In the midst of life…
(Note: the following is a dramatization of real issues.)
When her father made out his will and asked her to be the executor, it all seemed harmlessly theoretical. He was in late fifties, but he was in good health and he always drove carefully. He had quit smoking years ago. She had every reason to believe he would still be going strong in his eighties. Being named as his executor felt like an honor.
One day, six years later, she got the phone call.
It was a burst aneursym. There was no warning. Her father was dead.
It was a shock, as such things always are. Amid the sudden grief, there was an unexpected mass of now-urgent paperwork. She would need the death certificate — multiple copies of it, in fact. There was the estate to be dealt with — the accumulated wealth of a lifetime in various forms, to be disposed of according to his will.
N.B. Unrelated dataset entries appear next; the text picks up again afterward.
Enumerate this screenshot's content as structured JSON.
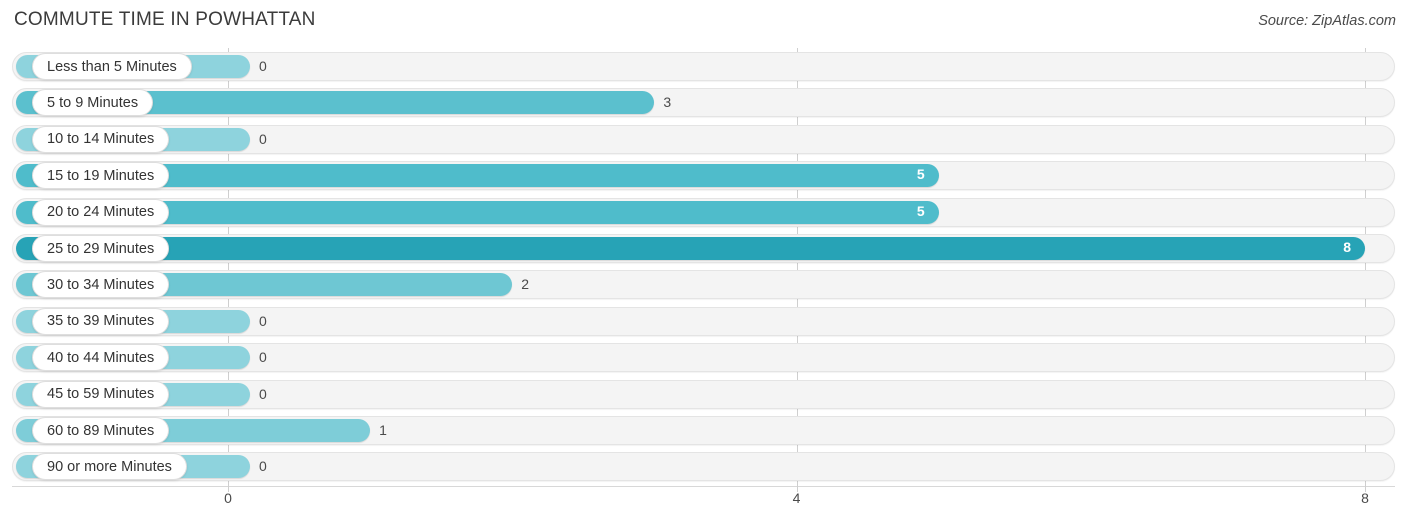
{
  "header": {
    "title": "COMMUTE TIME IN POWHATTAN",
    "source": "Source: ZipAtlas.com"
  },
  "chart_data": {
    "type": "bar",
    "orientation": "horizontal",
    "title": "COMMUTE TIME IN POWHATTAN",
    "xlabel": "",
    "ylabel": "",
    "xlim": [
      0,
      8
    ],
    "grid": true,
    "legend": "none",
    "xticks": [
      "0",
      "4",
      "8"
    ],
    "xtick_values": [
      0,
      4,
      8
    ],
    "categories": [
      "Less than 5 Minutes",
      "5 to 9 Minutes",
      "10 to 14 Minutes",
      "15 to 19 Minutes",
      "20 to 24 Minutes",
      "25 to 29 Minutes",
      "30 to 34 Minutes",
      "35 to 39 Minutes",
      "40 to 44 Minutes",
      "45 to 59 Minutes",
      "60 to 89 Minutes",
      "90 or more Minutes"
    ],
    "values": [
      0,
      3,
      0,
      5,
      5,
      8,
      2,
      0,
      0,
      0,
      1,
      0
    ],
    "value_labels": [
      "0",
      "3",
      "0",
      "5",
      "5",
      "8",
      "2",
      "0",
      "0",
      "0",
      "1",
      "0"
    ],
    "colors": {
      "zero": "#8ed3dd",
      "low": "#63c2d0",
      "mid": "#4fbccb",
      "high": "#27a3b6",
      "track": "#f4f4f4",
      "track_border": "#e4e4e4",
      "gridline": "#cfcfcf",
      "text": "#4a4a4a",
      "value_inside": "#ffffff"
    },
    "bars": [
      {
        "label": "Less than 5 Minutes",
        "value": 0,
        "value_label": "0",
        "color": "#8ed3dd",
        "inside": false
      },
      {
        "label": "5 to 9 Minutes",
        "value": 3,
        "value_label": "3",
        "color": "#5bc0ce",
        "inside": false
      },
      {
        "label": "10 to 14 Minutes",
        "value": 0,
        "value_label": "0",
        "color": "#8ed3dd",
        "inside": false
      },
      {
        "label": "15 to 19 Minutes",
        "value": 5,
        "value_label": "5",
        "color": "#4fbccb",
        "inside": true
      },
      {
        "label": "20 to 24 Minutes",
        "value": 5,
        "value_label": "5",
        "color": "#4fbccb",
        "inside": true
      },
      {
        "label": "25 to 29 Minutes",
        "value": 8,
        "value_label": "8",
        "color": "#27a3b6",
        "inside": true
      },
      {
        "label": "30 to 34 Minutes",
        "value": 2,
        "value_label": "2",
        "color": "#6ec7d3",
        "inside": false
      },
      {
        "label": "35 to 39 Minutes",
        "value": 0,
        "value_label": "0",
        "color": "#8ed3dd",
        "inside": false
      },
      {
        "label": "40 to 44 Minutes",
        "value": 0,
        "value_label": "0",
        "color": "#8ed3dd",
        "inside": false
      },
      {
        "label": "45 to 59 Minutes",
        "value": 0,
        "value_label": "0",
        "color": "#8ed3dd",
        "inside": false
      },
      {
        "label": "60 to 89 Minutes",
        "value": 1,
        "value_label": "1",
        "color": "#7ecdd8",
        "inside": false
      },
      {
        "label": "90 or more Minutes",
        "value": 0,
        "value_label": "0",
        "color": "#8ed3dd",
        "inside": false
      }
    ]
  }
}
What she did not know was whether the estate would need to go through probate. If it was, she would have to file his will with probate court. She lived in California, but her father lived in North Carolina — which meant a North Carolina court would have jurisdiction over the process.
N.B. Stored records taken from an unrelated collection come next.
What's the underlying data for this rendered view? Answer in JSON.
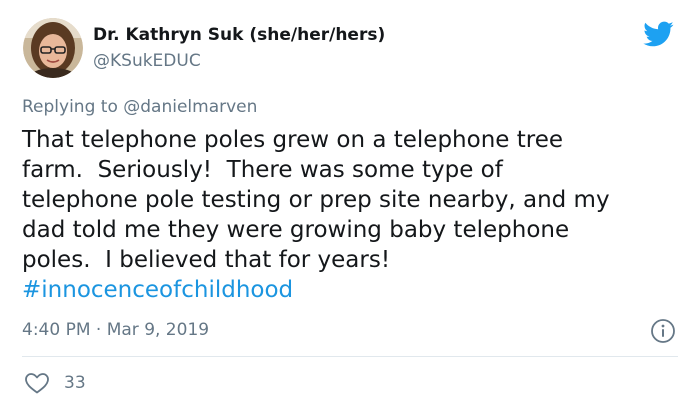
{
  "author": {
    "name": "Dr. Kathryn Suk (she/her/hers)",
    "handle": "@KSukEDUC",
    "avatar_icon": "user-avatar-photo"
  },
  "brand_icon": "twitter-bird-icon",
  "colors": {
    "text_primary": "#14171a",
    "text_secondary": "#657786",
    "link": "#1b95e0",
    "brand": "#1da1f2",
    "divider": "#e1e8ed"
  },
  "reply": {
    "prefix": "Replying to ",
    "mention": "@danielmarven"
  },
  "tweet": {
    "lines": [
      "That telephone poles grew on a telephone tree",
      "farm.  Seriously!  There was some type of",
      "telephone pole testing or prep site nearby, and my",
      "dad told me they were growing baby telephone",
      "poles.  I believed that for years!"
    ],
    "hashtag": "#innocenceofchildhood"
  },
  "meta": {
    "timestamp": "4:40 PM · Mar 9, 2019",
    "info_icon": "info-icon"
  },
  "actions": {
    "like_count": "33",
    "like_icon": "heart-icon"
  }
}
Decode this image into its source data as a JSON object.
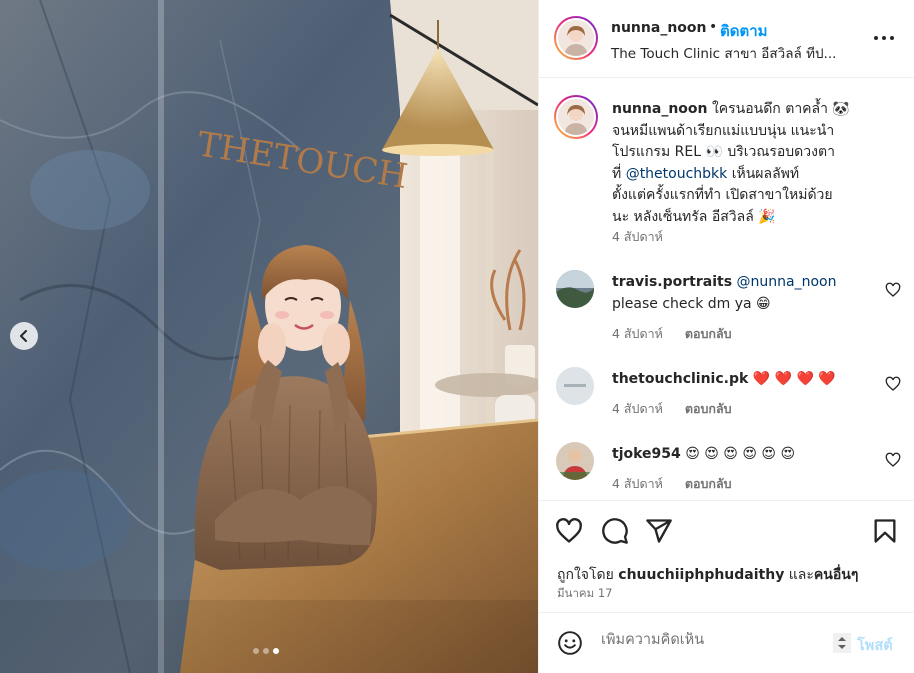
{
  "header": {
    "username": "nunna_noon",
    "separator": "•",
    "follow_label": "ติดตาม",
    "location": "The Touch Clinic สาขา อีสวิลล์ ทีป..."
  },
  "caption": {
    "username": "nunna_noon",
    "text_1": "ใครนอนดึก ตาคล้ำ 🐼",
    "text_2": "จนหมีแพนด้าเรียกแม่แบบนุ่น แนะนำ",
    "text_3": "โปรแกรม REL 👀 บริเวณรอบดวงตา",
    "text_4a": "ที่ ",
    "mention": "@thetouchbkk",
    "text_4b": " เห็นผลลัพท์",
    "text_5": "ตั้งแต่ครั้งแรกที่ทำ เปิดสาขาใหม่ด้วย",
    "text_6": "นะ หลังเซ็นทรัล อีสวิลล์ 🎉",
    "time": "4 สัปดาห์"
  },
  "comments": [
    {
      "username": "travis.portraits",
      "mention": "@nunna_noon",
      "text": "please check dm ya 😁",
      "time": "4 สัปดาห์",
      "reply": "ตอบกลับ"
    },
    {
      "username": "thetouchclinic.pk",
      "text": "❤️ ❤️ ❤️ ❤️",
      "time": "4 สัปดาห์",
      "reply": "ตอบกลับ"
    },
    {
      "username": "tjoke954",
      "text": "😍 😍 😍 😍 😍 😍",
      "time": "4 สัปดาห์",
      "reply": "ตอบกลับ"
    }
  ],
  "actions": {
    "icons": [
      "heart-icon",
      "comment-icon",
      "share-icon",
      "bookmark-icon"
    ],
    "liked_by_prefix": "ถูกใจโดย ",
    "liked_by_user": "chuuchiiphphudaithy",
    "liked_by_and": " และ",
    "liked_by_others": "คนอื่นๆ",
    "date": "มีนาคม 17"
  },
  "add_comment": {
    "placeholder": "เพิ่มความคิดเห็น",
    "post_label": "โพสต์"
  },
  "photo": {
    "sign_text": "THETOUCH",
    "slide_count": 3,
    "active_slide": 3
  },
  "colors": {
    "accent": "#0095f6",
    "mention": "#00376b",
    "muted": "#737373",
    "post_disabled": "#b2dffc",
    "heart": "#ed4956"
  }
}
And while all this was going on, the funeral would have to be arranged, and it would also have to be paid for. Her father had left instructions on how the funeral was to go, but there was no record of any prepayment for the funeral or any money set aside for the purpose. Then there were the debts. Credit card debts, a bank mortgage, payments on an old business loan — a horde of creditors were coming forward and demanding to be paid as soon as possible.
She had three children. Neither she nor her husband could afford to take the amount of time off from work that would be necessary to deal with all this. More to the point, neither of them had the legal knowledge necessary. So she found a probate attorney who could answer questions that needed to be answered quickly, such as whether the estate would need to go through the whole process of probate, a shortened form of it, or not at all. The attorney also dealt with court appearances, payment of claims and other aspects of probate administration for her, allowing her to mourn her father while getting on with her life.
Probate attorney in Gastonia, NC
If you are an executor or court-appointed personal representative in a probate case, you will want legal help from a probate attorney who understands the process. Robert C. Whitt is a Gastonia attorney, servicing the areas of Gastonia, Charlotte, Mount Holly and Gaston, Mecklenburg, Lincoln Counties and surrounding communities. He focuses on wills, trusts and other aspects of elder law. Call and make an appointment today.